I want to begin by clarifying: I am not an advocate of mollycoddling children. Mollycuddling? Yes Coddling? No. When under pressure and outnumbered by whingy teens and moany toddlers, I have uttered the words ‘tough’, ‘life is hard’ and ‘get over it’. Often in the same sentence.
And, I still maintain you must let them win. More specifically they have to start by winning a higher proportion of games than they lose.
Losing at games is valuable and character building. We use it to foster resilience, but as adults competing against our peers we forget all too quickly what it’s like to play an imbalanced game. As the youngest in a family of four I remember well the people who always beat me and those who let me win. Much as losing is lauded as a necessary and useful experience, how many of us – hand on heart- enjoy a game if we know there is no chance of winning? If you have a game on the shelf which you never, ever win, the odds are it’s not your most played game. The building of resilience alone is not enough to motivate us to play. So, if you want someone to play with in the future, letting them win is essential.

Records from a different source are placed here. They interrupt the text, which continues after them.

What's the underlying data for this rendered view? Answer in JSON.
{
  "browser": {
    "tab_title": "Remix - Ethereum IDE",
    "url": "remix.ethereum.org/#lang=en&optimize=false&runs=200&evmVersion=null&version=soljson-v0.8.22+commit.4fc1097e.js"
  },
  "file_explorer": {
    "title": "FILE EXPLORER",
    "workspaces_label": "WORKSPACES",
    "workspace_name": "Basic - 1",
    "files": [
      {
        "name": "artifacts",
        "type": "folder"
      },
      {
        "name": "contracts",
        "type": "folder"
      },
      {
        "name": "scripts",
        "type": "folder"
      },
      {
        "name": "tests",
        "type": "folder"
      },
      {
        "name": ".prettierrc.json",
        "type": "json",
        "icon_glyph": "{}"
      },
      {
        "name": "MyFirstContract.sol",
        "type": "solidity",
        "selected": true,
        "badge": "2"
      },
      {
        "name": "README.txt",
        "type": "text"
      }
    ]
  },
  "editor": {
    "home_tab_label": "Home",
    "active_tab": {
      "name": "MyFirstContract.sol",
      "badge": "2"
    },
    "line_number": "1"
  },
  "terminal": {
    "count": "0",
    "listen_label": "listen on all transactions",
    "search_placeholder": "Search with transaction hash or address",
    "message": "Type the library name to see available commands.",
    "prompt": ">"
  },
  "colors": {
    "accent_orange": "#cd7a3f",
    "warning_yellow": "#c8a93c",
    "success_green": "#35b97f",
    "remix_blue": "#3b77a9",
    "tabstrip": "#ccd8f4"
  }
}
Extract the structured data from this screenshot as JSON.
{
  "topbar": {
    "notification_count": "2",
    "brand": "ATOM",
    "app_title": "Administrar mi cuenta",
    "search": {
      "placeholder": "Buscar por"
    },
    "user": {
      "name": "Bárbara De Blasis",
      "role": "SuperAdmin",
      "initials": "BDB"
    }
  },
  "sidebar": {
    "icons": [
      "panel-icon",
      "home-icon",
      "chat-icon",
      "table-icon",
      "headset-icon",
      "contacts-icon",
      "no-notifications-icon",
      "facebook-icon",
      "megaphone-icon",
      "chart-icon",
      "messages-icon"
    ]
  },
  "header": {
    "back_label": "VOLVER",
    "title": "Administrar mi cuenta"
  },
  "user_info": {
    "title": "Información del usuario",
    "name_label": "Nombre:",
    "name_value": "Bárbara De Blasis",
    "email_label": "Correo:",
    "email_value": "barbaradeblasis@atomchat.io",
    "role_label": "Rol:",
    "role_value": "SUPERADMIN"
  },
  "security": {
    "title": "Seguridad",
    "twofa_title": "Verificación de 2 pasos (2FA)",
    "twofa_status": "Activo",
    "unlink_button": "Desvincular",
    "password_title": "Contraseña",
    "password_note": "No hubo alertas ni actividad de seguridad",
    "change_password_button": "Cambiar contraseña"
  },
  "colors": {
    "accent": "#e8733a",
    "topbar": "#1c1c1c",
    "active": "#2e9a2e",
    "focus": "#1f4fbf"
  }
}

By allowing children to win you are doing two things: showing them that they can win and modelling what good losing looks like (hopefully). Showing them that they can win keeps them motivated. It allows them to experience the joy of winning and allows you to reinforce the behaviour of a gracious winner. (Again, hopefully).
I am determined to instill these skills in my children. Losing can be disappointing enough but sitting there, nursing your bruised ego as someone victoriously dances around you thrusting a winning hand towards you with the words ‘In your face!’ is the last thing you need. No-one wants that gamer at their table. And for me, I want my children to be inclusive and included.
When you allow them to win, it also allows you to be a gracious loser. Congratulate them. Share their joy. Discuss how they won; let them give you tips, regardless of the fact you helped them win. Reset the board , shuffle the cards and show them that defeat can make you more determined than ever.
Of course, everything in balance. Don’t let them win every time. I have always viewed it as a sliding scale – as toddlers I made sure they won a good bit more than they lost. They had the best memory in pairs, the keenest observation skills in Dobble and were just generally luckier.
As they get older and more proficient, they win less. They don’t notice. They generally take losing in their stride because they know winning is something they can do. By the time they’ve reached the ripe old age of 12, I go for the win every time. With them being steeped in games since birth and having young, agile brains means I get more chances to model being a gracious loser than I might like. I might have been told off by a 10 year old for dropping my final card with the words ‘In your face’. That might have happened. I am only a person after all. But as long as we strive for perfection that’s alright, I think.
So, what happens at your table – are you hard-arsed winners, limp losers or somewhere in between? What balance of wins and losses have you “arranged” with your children over the years? Leave a comment below.

Come along and play some games at a Cards or Die event. I won’t let you win! Unless I lose in which case it was definitely to shield your delicate ego.